Antique Pottery Identification Guide
The good news and the bad news is that 99% of good art pottery is marked. From a collectors standpoint that is great news. Most pieces can easily be identified and collected. However, it is bad news for the pickers, flippers, and weekend warriors who are trying to use their knowledge to buy hidden gems. Obviously if a pot is marked as “FULPER” in huge letters, then it is pretty easy even for the unacquainted to identify, research, and value their pottery. This first thing you might consider doing is checking out our antique pottery mark guide, or look at the maker specific pages in the left hand side navigation. That will help you down the path to identifying and pricing art pottery.
Virtually all American art pottery made between 1900 and 1930, the golden era of arts and crafts pottery, was produced to be sold at a profit. It was a competitive environment and potteries wanted to brand themselves. That meant that if you were making a line of pottery, you wanted to mark it so the general public could buy it from a store with confidence that they were buying an authentic piece of pottery. There are really four different tiers of identification:
Easy To Identify – Spelled Out
Most marks were just the name of the company incised or stamped into the bottom of the pottery like Pewabic, Redlands, Roblin, Hampshire, Brouwer, Teco, etc. Some potters take it a step further, like Dedham. They wrote their name on each vase they produced and then they complicated it by including initials and dates. However, any time a name is spelled out it makes it pretty easy to identify the maker.
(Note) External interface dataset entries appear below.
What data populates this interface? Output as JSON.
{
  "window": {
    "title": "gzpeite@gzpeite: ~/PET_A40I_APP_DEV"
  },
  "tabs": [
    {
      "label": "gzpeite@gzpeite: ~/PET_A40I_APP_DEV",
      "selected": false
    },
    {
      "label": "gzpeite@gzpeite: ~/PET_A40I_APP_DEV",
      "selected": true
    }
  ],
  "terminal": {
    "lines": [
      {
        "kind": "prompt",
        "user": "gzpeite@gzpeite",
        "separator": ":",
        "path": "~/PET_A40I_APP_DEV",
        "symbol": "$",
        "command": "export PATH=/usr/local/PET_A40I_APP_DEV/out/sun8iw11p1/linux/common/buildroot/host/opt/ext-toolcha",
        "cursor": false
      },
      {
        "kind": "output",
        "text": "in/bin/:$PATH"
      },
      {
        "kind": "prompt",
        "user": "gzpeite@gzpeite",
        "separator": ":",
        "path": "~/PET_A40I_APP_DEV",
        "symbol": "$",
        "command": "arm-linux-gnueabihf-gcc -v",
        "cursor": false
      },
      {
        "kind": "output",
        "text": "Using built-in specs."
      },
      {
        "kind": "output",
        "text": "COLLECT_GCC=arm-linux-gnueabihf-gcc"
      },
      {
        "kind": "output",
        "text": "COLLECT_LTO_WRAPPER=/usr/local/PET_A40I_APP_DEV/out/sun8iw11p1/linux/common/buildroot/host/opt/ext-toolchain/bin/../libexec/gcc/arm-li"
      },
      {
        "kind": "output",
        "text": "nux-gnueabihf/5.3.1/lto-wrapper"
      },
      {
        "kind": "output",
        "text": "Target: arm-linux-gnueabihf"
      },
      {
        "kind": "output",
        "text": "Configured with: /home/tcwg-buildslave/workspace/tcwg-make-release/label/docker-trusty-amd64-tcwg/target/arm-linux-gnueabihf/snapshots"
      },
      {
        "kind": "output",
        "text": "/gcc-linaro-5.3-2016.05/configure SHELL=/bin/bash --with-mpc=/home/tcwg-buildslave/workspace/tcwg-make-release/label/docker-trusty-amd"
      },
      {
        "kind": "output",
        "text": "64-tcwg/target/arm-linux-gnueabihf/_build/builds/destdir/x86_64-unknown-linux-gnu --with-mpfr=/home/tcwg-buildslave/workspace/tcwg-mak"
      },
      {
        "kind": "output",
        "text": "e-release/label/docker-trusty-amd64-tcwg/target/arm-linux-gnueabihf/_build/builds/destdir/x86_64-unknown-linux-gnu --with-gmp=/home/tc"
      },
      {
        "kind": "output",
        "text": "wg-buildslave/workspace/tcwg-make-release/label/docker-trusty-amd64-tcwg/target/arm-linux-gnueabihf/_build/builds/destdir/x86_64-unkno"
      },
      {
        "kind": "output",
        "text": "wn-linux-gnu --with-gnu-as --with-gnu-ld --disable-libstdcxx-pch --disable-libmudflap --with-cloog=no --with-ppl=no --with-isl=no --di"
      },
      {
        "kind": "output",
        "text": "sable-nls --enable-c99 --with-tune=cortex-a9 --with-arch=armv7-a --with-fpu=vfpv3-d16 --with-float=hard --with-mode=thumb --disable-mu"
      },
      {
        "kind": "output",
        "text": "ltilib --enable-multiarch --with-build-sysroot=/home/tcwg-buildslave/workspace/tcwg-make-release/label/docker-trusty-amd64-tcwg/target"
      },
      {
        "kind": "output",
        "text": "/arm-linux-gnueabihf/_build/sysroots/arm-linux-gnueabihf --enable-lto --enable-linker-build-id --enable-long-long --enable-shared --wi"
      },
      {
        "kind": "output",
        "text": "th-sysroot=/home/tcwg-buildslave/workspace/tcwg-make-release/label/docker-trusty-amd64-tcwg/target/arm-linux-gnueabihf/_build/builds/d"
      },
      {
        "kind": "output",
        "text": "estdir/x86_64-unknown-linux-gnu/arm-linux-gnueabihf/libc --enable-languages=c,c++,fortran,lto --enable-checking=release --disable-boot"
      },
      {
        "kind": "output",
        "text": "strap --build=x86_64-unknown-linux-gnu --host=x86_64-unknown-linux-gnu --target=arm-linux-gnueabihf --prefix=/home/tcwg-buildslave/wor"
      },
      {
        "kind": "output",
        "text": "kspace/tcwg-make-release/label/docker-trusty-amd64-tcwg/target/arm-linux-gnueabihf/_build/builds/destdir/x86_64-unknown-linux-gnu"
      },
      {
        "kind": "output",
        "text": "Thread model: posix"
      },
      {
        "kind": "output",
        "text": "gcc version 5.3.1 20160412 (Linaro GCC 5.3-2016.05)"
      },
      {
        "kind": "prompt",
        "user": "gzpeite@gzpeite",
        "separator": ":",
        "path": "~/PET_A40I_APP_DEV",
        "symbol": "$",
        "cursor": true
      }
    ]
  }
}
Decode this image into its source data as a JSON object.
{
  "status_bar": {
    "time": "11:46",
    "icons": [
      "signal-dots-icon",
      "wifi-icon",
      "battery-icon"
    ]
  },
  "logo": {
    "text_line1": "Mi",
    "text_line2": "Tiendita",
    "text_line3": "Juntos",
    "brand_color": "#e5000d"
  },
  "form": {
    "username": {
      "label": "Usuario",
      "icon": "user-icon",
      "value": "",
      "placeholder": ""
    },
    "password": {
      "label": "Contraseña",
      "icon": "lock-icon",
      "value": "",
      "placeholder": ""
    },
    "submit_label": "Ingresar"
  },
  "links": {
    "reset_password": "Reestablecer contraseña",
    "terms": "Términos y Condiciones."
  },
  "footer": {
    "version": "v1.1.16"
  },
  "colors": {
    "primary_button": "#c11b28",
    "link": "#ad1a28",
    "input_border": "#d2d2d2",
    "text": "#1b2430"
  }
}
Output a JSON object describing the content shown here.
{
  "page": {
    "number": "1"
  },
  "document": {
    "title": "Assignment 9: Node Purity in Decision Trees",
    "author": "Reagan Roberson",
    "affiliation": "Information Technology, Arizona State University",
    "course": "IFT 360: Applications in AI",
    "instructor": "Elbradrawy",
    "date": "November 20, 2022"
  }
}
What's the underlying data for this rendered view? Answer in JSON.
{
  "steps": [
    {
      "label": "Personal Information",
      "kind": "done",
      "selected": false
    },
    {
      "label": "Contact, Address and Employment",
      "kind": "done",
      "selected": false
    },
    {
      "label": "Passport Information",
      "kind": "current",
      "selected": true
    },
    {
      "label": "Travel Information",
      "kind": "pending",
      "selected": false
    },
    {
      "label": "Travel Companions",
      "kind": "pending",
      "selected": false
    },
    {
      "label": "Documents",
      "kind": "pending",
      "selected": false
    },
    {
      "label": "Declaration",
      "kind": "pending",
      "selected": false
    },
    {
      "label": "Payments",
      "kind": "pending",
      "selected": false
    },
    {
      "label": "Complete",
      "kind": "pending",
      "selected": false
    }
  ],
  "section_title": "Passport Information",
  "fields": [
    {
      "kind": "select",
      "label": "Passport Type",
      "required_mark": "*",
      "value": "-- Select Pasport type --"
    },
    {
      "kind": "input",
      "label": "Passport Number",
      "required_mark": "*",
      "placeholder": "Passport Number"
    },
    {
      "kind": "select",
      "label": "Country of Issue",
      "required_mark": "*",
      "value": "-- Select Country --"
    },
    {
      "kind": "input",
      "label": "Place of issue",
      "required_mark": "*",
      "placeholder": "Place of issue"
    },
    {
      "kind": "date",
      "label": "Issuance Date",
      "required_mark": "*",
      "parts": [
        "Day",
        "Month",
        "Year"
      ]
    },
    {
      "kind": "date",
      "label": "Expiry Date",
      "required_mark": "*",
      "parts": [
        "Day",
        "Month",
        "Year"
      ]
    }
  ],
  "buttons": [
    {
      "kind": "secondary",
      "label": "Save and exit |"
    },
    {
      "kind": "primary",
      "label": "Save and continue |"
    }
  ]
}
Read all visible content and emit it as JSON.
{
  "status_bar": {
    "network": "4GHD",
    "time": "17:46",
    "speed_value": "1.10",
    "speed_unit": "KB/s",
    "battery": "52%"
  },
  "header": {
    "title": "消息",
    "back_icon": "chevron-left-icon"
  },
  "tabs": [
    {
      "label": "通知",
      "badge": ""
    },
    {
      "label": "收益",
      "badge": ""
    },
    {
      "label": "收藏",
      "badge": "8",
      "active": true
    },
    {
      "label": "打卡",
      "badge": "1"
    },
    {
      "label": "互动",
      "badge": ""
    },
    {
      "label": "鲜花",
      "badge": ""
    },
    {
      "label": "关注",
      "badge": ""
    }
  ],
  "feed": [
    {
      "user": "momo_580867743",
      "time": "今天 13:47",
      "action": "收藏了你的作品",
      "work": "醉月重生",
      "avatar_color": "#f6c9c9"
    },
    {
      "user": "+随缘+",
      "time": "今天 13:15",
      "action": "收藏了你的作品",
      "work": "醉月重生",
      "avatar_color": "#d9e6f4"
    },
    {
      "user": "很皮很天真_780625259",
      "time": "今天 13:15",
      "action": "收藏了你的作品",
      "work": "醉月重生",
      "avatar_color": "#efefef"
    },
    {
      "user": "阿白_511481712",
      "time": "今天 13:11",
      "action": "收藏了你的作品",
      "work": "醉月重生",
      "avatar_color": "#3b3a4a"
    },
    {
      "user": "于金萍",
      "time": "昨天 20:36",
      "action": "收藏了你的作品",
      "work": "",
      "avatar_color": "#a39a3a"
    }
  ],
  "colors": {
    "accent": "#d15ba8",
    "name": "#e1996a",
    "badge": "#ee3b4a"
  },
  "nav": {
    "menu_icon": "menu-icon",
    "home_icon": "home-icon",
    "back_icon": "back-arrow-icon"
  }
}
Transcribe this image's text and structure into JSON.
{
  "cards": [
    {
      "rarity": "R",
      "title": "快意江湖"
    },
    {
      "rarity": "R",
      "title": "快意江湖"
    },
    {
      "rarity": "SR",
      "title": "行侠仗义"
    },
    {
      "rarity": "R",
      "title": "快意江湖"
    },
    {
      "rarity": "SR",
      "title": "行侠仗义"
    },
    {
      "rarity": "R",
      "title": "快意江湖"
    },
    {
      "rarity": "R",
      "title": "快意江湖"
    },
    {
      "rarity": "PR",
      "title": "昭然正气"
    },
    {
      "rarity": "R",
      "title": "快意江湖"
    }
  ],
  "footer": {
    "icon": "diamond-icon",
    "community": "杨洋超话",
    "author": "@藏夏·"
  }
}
Still Pretty Easy to Identify – Initials
Some are a little bit trickier and you have to be at least moderately familiar with art pottery to know that NC means Newcomb College, SEG is Saturday Evening Girls, PRP is Paul Revere Pottery, AR is Adelaide Robineau, SF is Susan Frackelton, or WJW is Walley. There are also the confusing initials on art pottery that can be difficult to decipher. Most people have a difficult time recognizing the UC on some pots as University City. Other people try to add letters, like to Valentien pottery to make it VIP instead of just VP.
Getting Harder To Identify – Symbols
This is where an in-depth knowledge of art pottery is going to start paying off. There are many potters who just used a symbol to identify their wares. We know that Rookwood used a sunburst on some pieces. Marblehead used a sailing ship as their mark. Anyone who puts a moderate amount of time into identifying their pottery will easily be able to interpret the mark. However, there is still room to use your knowledge to find the occasional unrecognized important piece.
Hardest To Identify – Unmarked
There are some collectors and pickers who have memorized dozens of different pottery makers who didn’t mark their wares. These people exploit their knowledge and occasionally make great discoveries, but it is tough. You have to really know your pottery. Many modern pieces are made in a classic style to look like something they are not. If you saw a vase with a blue glaze and Spanish moss you would fully expect it to be Newcomb College. However, if that same vase isn’t marked then that would be a big red flag.
If you need help identifying the maker of your art pottery then we would encourage you to reach out to us. We would be happy to help and our information is always free. As time goes on we are going to update this page with lots of pictures and marks. Info@ArtPottery.com